Researchers are confident that they found a new Alzheimers drug that can detect the early signs of the disease so that doctors can make an early diagnosis. At the present time, the disease can only be definitively confirmed through the detection of amyloid plaques and/or tangles in the brain during autopsy or with a brain tissue biopsy.
The new method uses the drug florbetaben as a tracer during a PET scan of the brain to visualize amyloid plaques during life.
In order to prove that the florbetaben PET scan detects beta-amyloid in the brain, the global phase III study directly compared brain regions in the PET scan to respective brain regions after death during autopsy.
For the study, more than 200 participants nearing death (including both participants with suspected Alzheimer’s disease and those without known dementia) and who were willing to donate their brain underwent MRI and florbetaben PET scan.
The amount of plaque found in the 31 participants who reached autopsy was then compared to the results of the scans. A total of 186 brain regions from these donors were analyzed along with 60 brain regions from healthy volunteers.
Based on these 246 brain regions the study found florbetaben to detect beta-amyloid with a sensitivity of 77 percent and a specificity of 94 percent.
Comparison of the visual assessment method proposed for florbetaben for clinical practice with the post mortem diagnosis revealed a sensitivity of 100 percent and a specificity of 92 percent.
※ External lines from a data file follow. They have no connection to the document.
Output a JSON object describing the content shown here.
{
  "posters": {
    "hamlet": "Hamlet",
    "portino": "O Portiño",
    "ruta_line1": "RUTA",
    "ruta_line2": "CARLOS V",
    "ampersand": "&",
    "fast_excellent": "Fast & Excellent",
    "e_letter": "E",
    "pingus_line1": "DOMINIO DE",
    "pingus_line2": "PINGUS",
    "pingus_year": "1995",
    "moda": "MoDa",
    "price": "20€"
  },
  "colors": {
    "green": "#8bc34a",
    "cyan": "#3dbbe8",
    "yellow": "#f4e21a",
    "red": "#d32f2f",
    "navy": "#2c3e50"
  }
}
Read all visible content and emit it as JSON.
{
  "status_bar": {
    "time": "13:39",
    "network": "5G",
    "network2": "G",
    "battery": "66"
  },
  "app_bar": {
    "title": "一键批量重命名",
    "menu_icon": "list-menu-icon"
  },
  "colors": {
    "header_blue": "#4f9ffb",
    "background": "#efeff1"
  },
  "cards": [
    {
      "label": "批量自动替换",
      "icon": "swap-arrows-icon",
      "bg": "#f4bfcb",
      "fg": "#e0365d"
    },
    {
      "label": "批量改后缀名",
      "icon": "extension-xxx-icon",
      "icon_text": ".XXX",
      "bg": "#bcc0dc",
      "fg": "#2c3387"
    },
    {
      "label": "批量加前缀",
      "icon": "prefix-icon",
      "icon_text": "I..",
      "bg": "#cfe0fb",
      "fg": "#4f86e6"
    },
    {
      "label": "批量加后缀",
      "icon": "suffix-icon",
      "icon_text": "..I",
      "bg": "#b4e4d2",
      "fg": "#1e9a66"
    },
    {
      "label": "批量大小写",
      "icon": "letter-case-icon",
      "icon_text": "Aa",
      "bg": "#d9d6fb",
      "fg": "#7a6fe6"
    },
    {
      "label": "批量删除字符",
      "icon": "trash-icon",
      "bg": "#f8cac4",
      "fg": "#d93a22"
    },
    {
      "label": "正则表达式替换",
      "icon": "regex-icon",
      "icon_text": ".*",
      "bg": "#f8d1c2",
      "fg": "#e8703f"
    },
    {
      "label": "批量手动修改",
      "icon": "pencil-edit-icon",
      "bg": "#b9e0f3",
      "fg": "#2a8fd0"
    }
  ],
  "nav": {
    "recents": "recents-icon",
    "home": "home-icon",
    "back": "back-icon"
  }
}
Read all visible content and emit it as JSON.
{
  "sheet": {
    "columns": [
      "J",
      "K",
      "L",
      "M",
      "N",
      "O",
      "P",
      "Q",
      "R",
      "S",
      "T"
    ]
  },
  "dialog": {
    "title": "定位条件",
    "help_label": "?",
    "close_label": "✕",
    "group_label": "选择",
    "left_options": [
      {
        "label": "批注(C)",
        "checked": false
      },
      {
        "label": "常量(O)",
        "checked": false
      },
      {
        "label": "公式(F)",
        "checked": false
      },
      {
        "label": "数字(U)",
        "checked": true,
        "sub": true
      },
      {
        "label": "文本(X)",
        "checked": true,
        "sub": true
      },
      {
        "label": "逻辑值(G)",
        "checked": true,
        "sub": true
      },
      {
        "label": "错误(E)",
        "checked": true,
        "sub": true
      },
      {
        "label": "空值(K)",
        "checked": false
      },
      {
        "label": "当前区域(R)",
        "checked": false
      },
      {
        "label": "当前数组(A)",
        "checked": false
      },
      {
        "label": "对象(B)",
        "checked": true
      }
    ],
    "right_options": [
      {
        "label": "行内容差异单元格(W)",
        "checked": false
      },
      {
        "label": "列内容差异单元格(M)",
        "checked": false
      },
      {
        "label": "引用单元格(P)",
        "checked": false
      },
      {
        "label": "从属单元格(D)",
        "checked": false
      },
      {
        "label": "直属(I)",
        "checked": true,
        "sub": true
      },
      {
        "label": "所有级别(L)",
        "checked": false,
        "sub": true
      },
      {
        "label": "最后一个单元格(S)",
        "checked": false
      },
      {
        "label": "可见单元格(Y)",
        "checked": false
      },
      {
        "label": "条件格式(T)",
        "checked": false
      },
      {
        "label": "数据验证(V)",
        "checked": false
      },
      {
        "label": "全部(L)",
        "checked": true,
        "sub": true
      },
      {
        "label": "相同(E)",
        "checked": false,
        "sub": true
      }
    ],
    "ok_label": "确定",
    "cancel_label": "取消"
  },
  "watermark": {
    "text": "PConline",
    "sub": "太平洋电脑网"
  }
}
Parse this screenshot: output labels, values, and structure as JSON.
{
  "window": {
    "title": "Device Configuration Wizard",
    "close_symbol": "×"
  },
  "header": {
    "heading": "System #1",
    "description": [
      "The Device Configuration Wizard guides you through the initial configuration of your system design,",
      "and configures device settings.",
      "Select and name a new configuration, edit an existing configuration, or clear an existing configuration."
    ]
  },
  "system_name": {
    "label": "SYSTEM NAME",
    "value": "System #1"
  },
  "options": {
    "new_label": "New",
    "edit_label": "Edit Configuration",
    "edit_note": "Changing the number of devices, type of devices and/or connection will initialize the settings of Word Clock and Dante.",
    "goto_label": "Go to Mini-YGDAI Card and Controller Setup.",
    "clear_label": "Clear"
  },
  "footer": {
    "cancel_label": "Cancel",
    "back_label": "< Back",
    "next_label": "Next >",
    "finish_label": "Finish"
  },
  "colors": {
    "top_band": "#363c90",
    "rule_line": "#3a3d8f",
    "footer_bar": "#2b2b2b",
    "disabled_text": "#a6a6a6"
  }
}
Sensitivity is the percentage of actual positives that are correctly identified as positive, and specificity is the percentage of negatives that are correctly identified.